Exercise data:
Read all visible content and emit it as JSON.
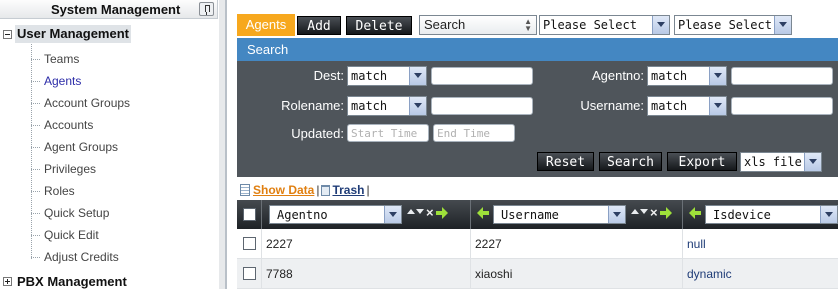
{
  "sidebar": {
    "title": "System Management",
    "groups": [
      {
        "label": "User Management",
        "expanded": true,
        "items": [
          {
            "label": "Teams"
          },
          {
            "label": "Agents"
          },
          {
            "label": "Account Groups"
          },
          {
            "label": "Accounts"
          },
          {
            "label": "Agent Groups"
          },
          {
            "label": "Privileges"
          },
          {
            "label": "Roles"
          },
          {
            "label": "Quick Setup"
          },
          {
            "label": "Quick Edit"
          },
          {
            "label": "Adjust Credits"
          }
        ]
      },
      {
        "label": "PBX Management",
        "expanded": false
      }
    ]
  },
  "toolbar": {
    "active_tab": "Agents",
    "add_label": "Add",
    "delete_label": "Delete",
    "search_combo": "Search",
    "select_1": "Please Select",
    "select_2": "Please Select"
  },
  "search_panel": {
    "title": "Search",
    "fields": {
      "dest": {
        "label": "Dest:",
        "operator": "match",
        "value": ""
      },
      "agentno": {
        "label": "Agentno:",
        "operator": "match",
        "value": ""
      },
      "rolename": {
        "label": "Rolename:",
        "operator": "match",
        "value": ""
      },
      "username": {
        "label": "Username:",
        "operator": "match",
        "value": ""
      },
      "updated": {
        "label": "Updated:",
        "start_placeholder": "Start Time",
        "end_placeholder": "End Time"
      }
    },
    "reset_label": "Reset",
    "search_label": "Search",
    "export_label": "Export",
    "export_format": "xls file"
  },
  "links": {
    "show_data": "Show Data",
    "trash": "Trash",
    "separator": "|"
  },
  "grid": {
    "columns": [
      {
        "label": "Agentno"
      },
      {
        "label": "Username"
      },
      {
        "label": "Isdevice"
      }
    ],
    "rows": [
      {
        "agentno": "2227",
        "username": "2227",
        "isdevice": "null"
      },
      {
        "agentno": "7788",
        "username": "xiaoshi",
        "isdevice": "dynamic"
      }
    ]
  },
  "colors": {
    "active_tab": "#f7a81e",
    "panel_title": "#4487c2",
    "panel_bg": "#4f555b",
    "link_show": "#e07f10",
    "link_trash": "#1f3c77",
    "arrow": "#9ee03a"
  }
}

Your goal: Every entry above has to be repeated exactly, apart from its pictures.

Result:
Read all visible content and emit it as JSON.
{
  "sidebar": {
    "title": "System Management",
    "groups": [
      {
        "label": "User Management",
        "expanded": true,
        "items": [
          {
            "label": "Teams"
          },
          {
            "label": "Agents"
          },
          {
            "label": "Account Groups"
          },
          {
            "label": "Accounts"
          },
          {
            "label": "Agent Groups"
          },
          {
            "label": "Privileges"
          },
          {
            "label": "Roles"
          },
          {
            "label": "Quick Setup"
          },
          {
            "label": "Quick Edit"
          },
          {
            "label": "Adjust Credits"
          }
        ]
      },
      {
        "label": "PBX Management",
        "expanded": false
      }
    ]
  },
  "toolbar": {
    "active_tab": "Agents",
    "add_label": "Add",
    "delete_label": "Delete",
    "search_combo": "Search",
    "select_1": "Please Select",
    "select_2": "Please Select"
  },
  "search_panel": {
    "title": "Search",
    "fields": {
      "dest": {
        "label": "Dest:",
        "operator": "match",
        "value": ""
      },
      "agentno": {
        "label": "Agentno:",
        "operator": "match",
        "value": ""
      },
      "rolename": {
        "label": "Rolename:",
        "operator": "match",
        "value": ""
      },
      "username": {
        "label": "Username:",
        "operator": "match",
        "value": ""
      },
      "updated": {
        "label": "Updated:",
        "start_placeholder": "Start Time",
        "end_placeholder": "End Time"
      }
    },
    "reset_label": "Reset",
    "search_label": "Search",
    "export_label": "Export",
    "export_format": "xls file"
  },
  "links": {
    "show_data": "Show Data",
    "trash": "Trash",
    "separator": "|"
  },
  "grid": {
    "columns": [
      {
        "label": "Agentno"
      },
      {
        "label": "Username"
      },
      {
        "label": "Isdevice"
      }
    ],
    "rows": [
      {
        "agentno": "2227",
        "username": "2227",
        "isdevice": "null"
      },
      {
        "agentno": "7788",
        "username": "xiaoshi",
        "isdevice": "dynamic"
      }
    ]
  },
  "colors": {
    "active_tab": "#f7a81e",
    "panel_title": "#4487c2",
    "panel_bg": "#4f555b",
    "link_show": "#e07f10",
    "link_trash": "#1f3c77",
    "arrow": "#9ee03a"
  }
}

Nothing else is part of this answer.